The agents shared a look. Presumably. Karessa couldn’t see their eyes but they definitely turned their heads toward each other. “We’re coming in.”
“We’re closed,” she said, pointing at the sign.
“While we are typically in favor of observing the sanctity of store hours as designated by signs and approved by The Council of Sign Ghosts, our badges here do give us the authority to investigate this store without a warrant.”
Karessa held up a hand to stop them. “No! They had a presentation about this at school today. I go to The Shoe Polishers’ Academy for the Unfortunately Underprivileged. Mayor Dew came today to talk to students interested in one day performing janitorial jobs somewhere close to a government office. In talking about his day, he mentioned a new law, which specifically mentioned that the Council of Sign Ghosts now had a higher priority over the uh, Arson and Put-Out, uh, the fire people.”
Kraf and Cheek lowered their glasses now and shared an uncertain glance, before raising them and turning to Karessa. “You sure?”

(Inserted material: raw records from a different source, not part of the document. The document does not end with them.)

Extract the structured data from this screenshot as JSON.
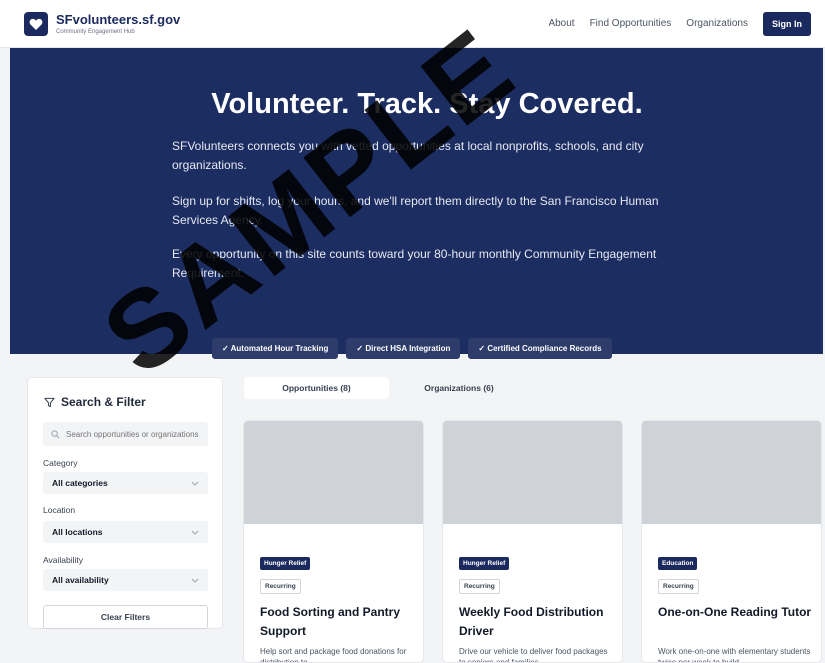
{
  "header": {
    "brand_name": "SFvolunteers.sf.gov",
    "brand_sub": "Community Engagement Hub",
    "nav": [
      "About",
      "Find Opportunities",
      "Organizations"
    ],
    "signin_label": "Sign In"
  },
  "hero": {
    "title": "Volunteer. Track. Stay Covered.",
    "p1": "SFVolunteers connects you with vetted opportunities at local nonprofits, schools, and city organizations.",
    "p2": "Sign up for shifts, log your hours, and we'll report them directly to the San Francisco Human Services Agency.",
    "p3": "Every opportunity on this site counts toward your 80-hour monthly Community Engagement Requirement.",
    "pills": [
      "✓ Automated Hour Tracking",
      "✓ Direct HSA Integration",
      "✓ Certified Compliance Records"
    ]
  },
  "filter": {
    "title": "Search & Filter",
    "search_placeholder": "Search opportunities or organizations",
    "category_label": "Category",
    "category_value": "All categories",
    "location_label": "Location",
    "location_value": "All locations",
    "availability_label": "Availability",
    "availability_value": "All availability",
    "clear_label": "Clear Filters"
  },
  "tabs": {
    "opportunities": "Opportunities (8)",
    "organizations": "Organizations (6)"
  },
  "cards": [
    {
      "badge": "Hunger Relief",
      "tag": "Recurring",
      "title": "Food Sorting and Pantry Support",
      "desc": "Help sort and package food donations for distribution to"
    },
    {
      "badge": "Hunger Relief",
      "tag": "Recurring",
      "title": "Weekly Food Distribution Driver",
      "desc": "Drive our vehicle to deliver food packages to seniors and families"
    },
    {
      "badge": "Education",
      "tag": "Recurring",
      "title": "One-on-One Reading Tutor",
      "desc": "Work one-on-one with elementary students twice per week to build"
    }
  ],
  "watermark": "SAMPLE"
}
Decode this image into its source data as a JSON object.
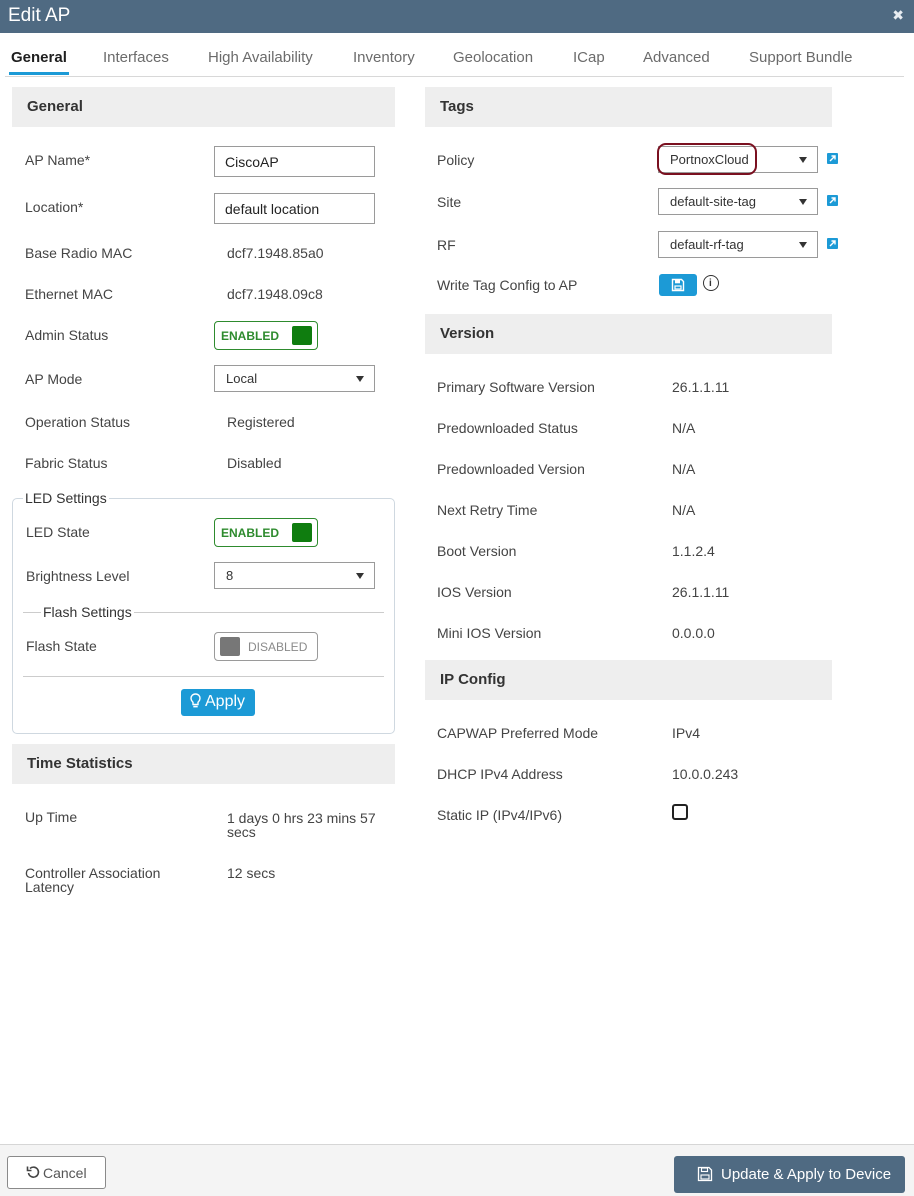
{
  "window": {
    "title": "Edit AP",
    "close_icon": "close-icon"
  },
  "tabs": [
    {
      "label": "General",
      "active": true
    },
    {
      "label": "Interfaces"
    },
    {
      "label": "High Availability"
    },
    {
      "label": "Inventory"
    },
    {
      "label": "Geolocation"
    },
    {
      "label": "ICap"
    },
    {
      "label": "Advanced"
    },
    {
      "label": "Support Bundle"
    }
  ],
  "general": {
    "heading": "General",
    "ap_name": {
      "label": "AP Name*",
      "value": "CiscoAP"
    },
    "location": {
      "label": "Location*",
      "value": "default location"
    },
    "base_radio_mac": {
      "label": "Base Radio MAC",
      "value": "dcf7.1948.85a0"
    },
    "ethernet_mac": {
      "label": "Ethernet MAC",
      "value": "dcf7.1948.09c8"
    },
    "admin_status": {
      "label": "Admin Status",
      "value": "ENABLED"
    },
    "ap_mode": {
      "label": "AP Mode",
      "value": "Local"
    },
    "operation_status": {
      "label": "Operation Status",
      "value": "Registered"
    },
    "fabric_status": {
      "label": "Fabric Status",
      "value": "Disabled"
    }
  },
  "led_settings": {
    "legend": "LED Settings",
    "led_state": {
      "label": "LED State",
      "value": "ENABLED"
    },
    "brightness": {
      "label": "Brightness Level",
      "value": "8"
    },
    "flash_legend": "Flash Settings",
    "flash_state": {
      "label": "Flash State",
      "value": "DISABLED"
    },
    "apply_label": "Apply",
    "apply_icon": "lightbulb-icon"
  },
  "time_statistics": {
    "heading": "Time Statistics",
    "up_time": {
      "label": "Up Time",
      "value_line1": "1 days 0 hrs 23 mins 57",
      "value_line2": "secs"
    },
    "controller_latency": {
      "label_line1": "Controller Association",
      "label_line2": "Latency",
      "value": "12 secs"
    }
  },
  "tags": {
    "heading": "Tags",
    "policy": {
      "label": "Policy",
      "value": "PortnoxCloud"
    },
    "site": {
      "label": "Site",
      "value": "default-site-tag"
    },
    "rf": {
      "label": "RF",
      "value": "default-rf-tag"
    },
    "write_tag": {
      "label": "Write Tag Config to AP",
      "icon": "save-icon",
      "info_icon": "info-icon"
    },
    "highlight_color": "#7a1020"
  },
  "version": {
    "heading": "Version",
    "rows": [
      {
        "label": "Primary Software Version",
        "value": "26.1.1.11"
      },
      {
        "label": "Predownloaded Status",
        "value": "N/A"
      },
      {
        "label": "Predownloaded Version",
        "value": "N/A"
      },
      {
        "label": "Next Retry Time",
        "value": "N/A"
      },
      {
        "label": "Boot Version",
        "value": "1.1.2.4"
      },
      {
        "label": "IOS Version",
        "value": "26.1.1.11"
      },
      {
        "label": "Mini IOS Version",
        "value": "0.0.0.0"
      }
    ]
  },
  "ip_config": {
    "heading": "IP Config",
    "capwap": {
      "label": "CAPWAP Preferred Mode",
      "value": "IPv4"
    },
    "dhcp": {
      "label": "DHCP IPv4 Address",
      "value": "10.0.0.243"
    },
    "static_ip": {
      "label": "Static IP (IPv4/IPv6)",
      "checked": false
    }
  },
  "footer": {
    "cancel_label": "Cancel",
    "cancel_icon": "undo-icon",
    "update_label": "Update & Apply to Device",
    "update_icon": "save-icon"
  },
  "colors": {
    "titlebar": "#4f6a82",
    "accent": "#1c9ad6",
    "enabled_green": "#0f7d0f",
    "section_bg": "#eeeeee"
  }
}
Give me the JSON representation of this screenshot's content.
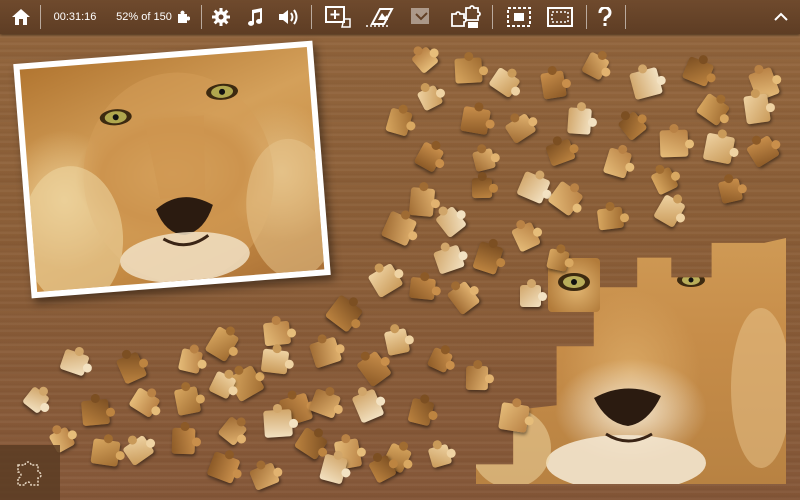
{
  "toolbar": {
    "timer": "00:31:16",
    "progress_text": "52% of 150",
    "icons": [
      "home-icon",
      "puzzle-piece-icon",
      "gear-icon",
      "music-note-icon",
      "speaker-icon",
      "add-frame-icon",
      "ghost-image-icon",
      "box-icon",
      "sort-pieces-icon",
      "edge-pieces-icon",
      "border-frame-icon",
      "help-icon",
      "chevron-up-icon"
    ]
  },
  "puzzle": {
    "total_pieces": 150,
    "completion_percent": 52
  },
  "colors": {
    "toolbar": "#5e3d24",
    "wood": "#8d6039",
    "piece_light": "#e0b36e",
    "piece_dark": "#9a6a33"
  }
}
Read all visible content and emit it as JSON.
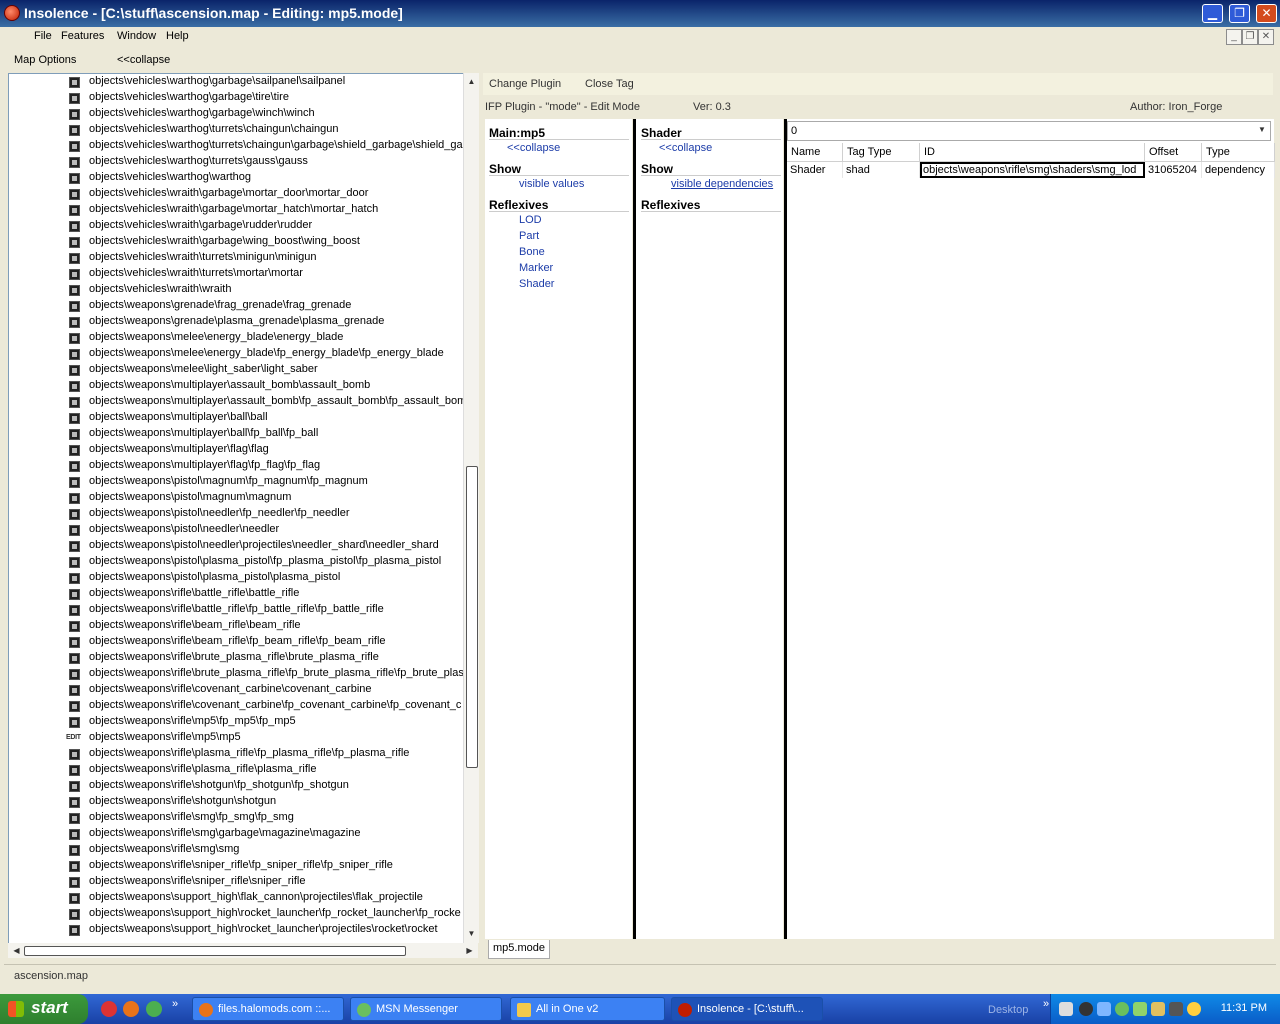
{
  "window": {
    "title": "Insolence - [C:\\stuff\\ascension.map - Editing: mp5.mode]",
    "min": "▁",
    "restore": "❐",
    "close": "✕"
  },
  "menu": {
    "file": "File",
    "features": "Features",
    "window": "Window",
    "help": "Help"
  },
  "left_toolbar": {
    "map_options": "Map Options",
    "collapse": "<<collapse"
  },
  "tree": {
    "items": [
      "objects\\vehicles\\warthog\\garbage\\sailpanel\\sailpanel",
      "objects\\vehicles\\warthog\\garbage\\tire\\tire",
      "objects\\vehicles\\warthog\\garbage\\winch\\winch",
      "objects\\vehicles\\warthog\\turrets\\chaingun\\chaingun",
      "objects\\vehicles\\warthog\\turrets\\chaingun\\garbage\\shield_garbage\\shield_ga",
      "objects\\vehicles\\warthog\\turrets\\gauss\\gauss",
      "objects\\vehicles\\warthog\\warthog",
      "objects\\vehicles\\wraith\\garbage\\mortar_door\\mortar_door",
      "objects\\vehicles\\wraith\\garbage\\mortar_hatch\\mortar_hatch",
      "objects\\vehicles\\wraith\\garbage\\rudder\\rudder",
      "objects\\vehicles\\wraith\\garbage\\wing_boost\\wing_boost",
      "objects\\vehicles\\wraith\\turrets\\minigun\\minigun",
      "objects\\vehicles\\wraith\\turrets\\mortar\\mortar",
      "objects\\vehicles\\wraith\\wraith",
      "objects\\weapons\\grenade\\frag_grenade\\frag_grenade",
      "objects\\weapons\\grenade\\plasma_grenade\\plasma_grenade",
      "objects\\weapons\\melee\\energy_blade\\energy_blade",
      "objects\\weapons\\melee\\energy_blade\\fp_energy_blade\\fp_energy_blade",
      "objects\\weapons\\melee\\light_saber\\light_saber",
      "objects\\weapons\\multiplayer\\assault_bomb\\assault_bomb",
      "objects\\weapons\\multiplayer\\assault_bomb\\fp_assault_bomb\\fp_assault_bomb",
      "objects\\weapons\\multiplayer\\ball\\ball",
      "objects\\weapons\\multiplayer\\ball\\fp_ball\\fp_ball",
      "objects\\weapons\\multiplayer\\flag\\flag",
      "objects\\weapons\\multiplayer\\flag\\fp_flag\\fp_flag",
      "objects\\weapons\\pistol\\magnum\\fp_magnum\\fp_magnum",
      "objects\\weapons\\pistol\\magnum\\magnum",
      "objects\\weapons\\pistol\\needler\\fp_needler\\fp_needler",
      "objects\\weapons\\pistol\\needler\\needler",
      "objects\\weapons\\pistol\\needler\\projectiles\\needler_shard\\needler_shard",
      "objects\\weapons\\pistol\\plasma_pistol\\fp_plasma_pistol\\fp_plasma_pistol",
      "objects\\weapons\\pistol\\plasma_pistol\\plasma_pistol",
      "objects\\weapons\\rifle\\battle_rifle\\battle_rifle",
      "objects\\weapons\\rifle\\battle_rifle\\fp_battle_rifle\\fp_battle_rifle",
      "objects\\weapons\\rifle\\beam_rifle\\beam_rifle",
      "objects\\weapons\\rifle\\beam_rifle\\fp_beam_rifle\\fp_beam_rifle",
      "objects\\weapons\\rifle\\brute_plasma_rifle\\brute_plasma_rifle",
      "objects\\weapons\\rifle\\brute_plasma_rifle\\fp_brute_plasma_rifle\\fp_brute_plasm",
      "objects\\weapons\\rifle\\covenant_carbine\\covenant_carbine",
      "objects\\weapons\\rifle\\covenant_carbine\\fp_covenant_carbine\\fp_covenant_c",
      "objects\\weapons\\rifle\\mp5\\fp_mp5\\fp_mp5",
      "objects\\weapons\\rifle\\mp5\\mp5",
      "objects\\weapons\\rifle\\plasma_rifle\\fp_plasma_rifle\\fp_plasma_rifle",
      "objects\\weapons\\rifle\\plasma_rifle\\plasma_rifle",
      "objects\\weapons\\rifle\\shotgun\\fp_shotgun\\fp_shotgun",
      "objects\\weapons\\rifle\\shotgun\\shotgun",
      "objects\\weapons\\rifle\\smg\\fp_smg\\fp_smg",
      "objects\\weapons\\rifle\\smg\\garbage\\magazine\\magazine",
      "objects\\weapons\\rifle\\smg\\smg",
      "objects\\weapons\\rifle\\sniper_rifle\\fp_sniper_rifle\\fp_sniper_rifle",
      "objects\\weapons\\rifle\\sniper_rifle\\sniper_rifle",
      "objects\\weapons\\support_high\\flak_cannon\\projectiles\\flak_projectile",
      "objects\\weapons\\support_high\\rocket_launcher\\fp_rocket_launcher\\fp_rocke",
      "objects\\weapons\\support_high\\rocket_launcher\\projectiles\\rocket\\rocket"
    ],
    "editing_item_index": 41,
    "edit_icon_label": "EDIT"
  },
  "plugin_toolbar": {
    "change_plugin": "Change Plugin",
    "close_tag": "Close Tag"
  },
  "plugin_info": {
    "name": "IFP Plugin - \"mode\" - Edit Mode",
    "version": "Ver: 0.3",
    "author": "Author: Iron_Forge"
  },
  "column1": {
    "main_title": "Main:mp5",
    "collapse": "<<collapse",
    "show_title": "Show",
    "visible_values": "visible values",
    "reflexives_title": "Reflexives",
    "reflexives": [
      "LOD",
      "Part",
      "Bone",
      "Marker",
      "Shader"
    ]
  },
  "column2": {
    "title": "Shader",
    "collapse": "<<collapse",
    "show_title": "Show",
    "visible_dependencies": "visible dependencies",
    "reflexives_title": "Reflexives"
  },
  "tag_panel": {
    "combo_value": "0",
    "columns": [
      "Name",
      "Tag Type",
      "ID",
      "Offset",
      "Type"
    ],
    "rows": [
      [
        "Shader",
        "shad",
        "objects\\weapons\\rifle\\smg\\shaders\\smg_lod",
        "31065204",
        "dependency"
      ]
    ]
  },
  "doc_tab": "mp5.mode",
  "status": "ascension.map",
  "taskbar": {
    "start": "start",
    "tasks": [
      "files.halomods.com ::...",
      "MSN Messenger",
      "All in One v2",
      "Insolence - [C:\\stuff\\..."
    ],
    "desktop": "Desktop",
    "clock": "11:31 PM"
  }
}
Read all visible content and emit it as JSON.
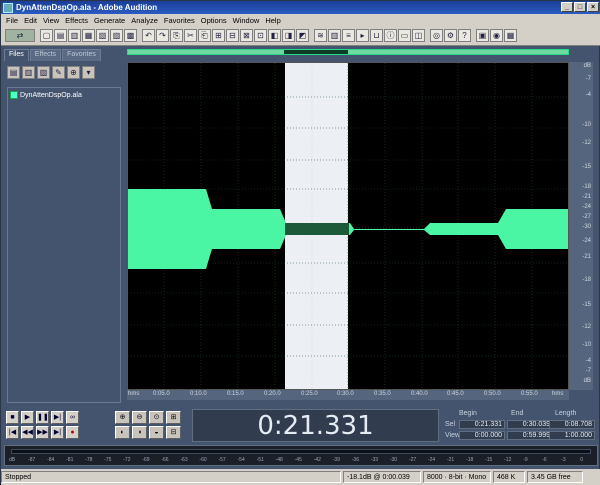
{
  "window": {
    "title": "DynAttenDspOp.ala - Adobe Audition"
  },
  "menu": [
    "File",
    "Edit",
    "View",
    "Effects",
    "Generate",
    "Analyze",
    "Favorites",
    "Options",
    "Window",
    "Help"
  ],
  "left_panel": {
    "tabs": [
      "Files",
      "Effects",
      "Favorites"
    ],
    "files": [
      "DynAttenDspOp.ala"
    ]
  },
  "db_scale": {
    "upper": [
      "dB",
      "-7",
      "-4",
      "-10",
      "-12",
      "-15",
      "-18",
      "-21",
      "-24",
      "-27",
      "-30"
    ],
    "lower": [
      "-24",
      "-21",
      "-18",
      "-15",
      "-12",
      "-10",
      "-4",
      "-7",
      "dB"
    ]
  },
  "time_ruler": {
    "unit": "hms",
    "ticks": [
      "0:05.0",
      "0:10.0",
      "0:15.0",
      "0:20.0",
      "0:25.0",
      "0:30.0",
      "0:35.0",
      "0:40.0",
      "0:45.0",
      "0:50.0",
      "0:55.0"
    ]
  },
  "time_display": "0:21.331",
  "selection_info": {
    "headers": [
      "Begin",
      "End",
      "Length"
    ],
    "sel_label": "Sel",
    "view_label": "View",
    "sel": [
      "0:21.331",
      "0:30.039",
      "0:08.708"
    ],
    "view": [
      "0:00.000",
      "0:59.999",
      "1:00.000"
    ]
  },
  "level_meter": {
    "ticks": [
      "dB",
      "-87",
      "-84",
      "-81",
      "-78",
      "-75",
      "-72",
      "-69",
      "-66",
      "-63",
      "-60",
      "-57",
      "-54",
      "-51",
      "-48",
      "-45",
      "-42",
      "-39",
      "-36",
      "-33",
      "-30",
      "-27",
      "-24",
      "-21",
      "-18",
      "-15",
      "-12",
      "-9",
      "-6",
      "-3",
      "0"
    ]
  },
  "status": {
    "state": "Stopped",
    "level": "-18.1dB @ 0:00.039",
    "format": "8000 · 8-bit · Mono",
    "size": "468 K",
    "free": "3.45 GB free"
  },
  "colors": {
    "waveform": "#4af5a4",
    "selection": "#eceff4",
    "background": "#44546e"
  }
}
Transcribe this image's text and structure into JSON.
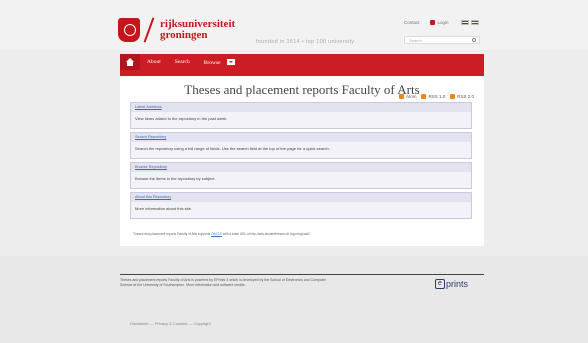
{
  "header": {
    "university_line1": "rijksuniversiteit",
    "university_line2": "groningen",
    "tagline": "founded in 1614 • top 100 university",
    "contact": "Contact",
    "login": "Login",
    "search_placeholder": "Search"
  },
  "nav": {
    "items": [
      "About",
      "Search",
      "Browse"
    ]
  },
  "main": {
    "title": "Theses and placement reports Faculty of Arts",
    "feeds": [
      "Atom",
      "RSS 1.0",
      "RSS 2.0"
    ],
    "boxes": [
      {
        "title": "Latest Additions",
        "body": "View items added to the repository in the past week."
      },
      {
        "title": "Search Repository",
        "body": "Search the repository using a full range of fields. Use the search field at the top of the page for a quick search."
      },
      {
        "title": "Browse Repository",
        "body": "Browse the items in the repository by subject."
      },
      {
        "title": "About this Repository",
        "body": "More information about this site."
      }
    ],
    "note_prefix": "Theses and placement reports Faculty of Arts supports",
    "note_link": "OAI 2.0",
    "note_suffix": "with a base URL of http://arts.studenttheses.ub.rug.nl/cgi/oai2"
  },
  "footer": {
    "text": "Theses and placement reports Faculty of Arts is powered by EPrints 3 which is developed by the School of Electronics and Computer Science at the University of Southampton. More information and software credits.",
    "brand": "prints",
    "brand_e": "e",
    "disclaimer": "Disclaimer — Privacy & Cookies — Copyright"
  }
}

“Absolutely positive. If you step through this door you will one-hundred percent, for sure, be fired. Or, was that a dream I had? You know what, it might have been a dream. Feel free to come on in.”
“No, no, that’s fine,” one of the Littlebuggers said. “That does sound like something they’d do, I’m sure you know what you’re talking about.”
“If you could just not ever mention seeing us, that would be great,” the other said. “Okay?”
“Did I see you?” Karessa asked. “I don’t recall.”
One of the agents lowered his glasses. “Are – are you serious? We’re still right here. Are you okay, ma’am? Are you on any intoxicants? How many fingers am I holding up? Can you not see us now? Did we disappear? Oh no, this is just like that recurring nightmare.”
His brother pulled him away and thanked Karessa for her time.
When Karessa returned to Donovan’s room, she found he’d fallen asleep. She couldn’t blame him. It only took a few minutes of sitting behind the register, watching the door for any more visitors, before she fell asleep herself.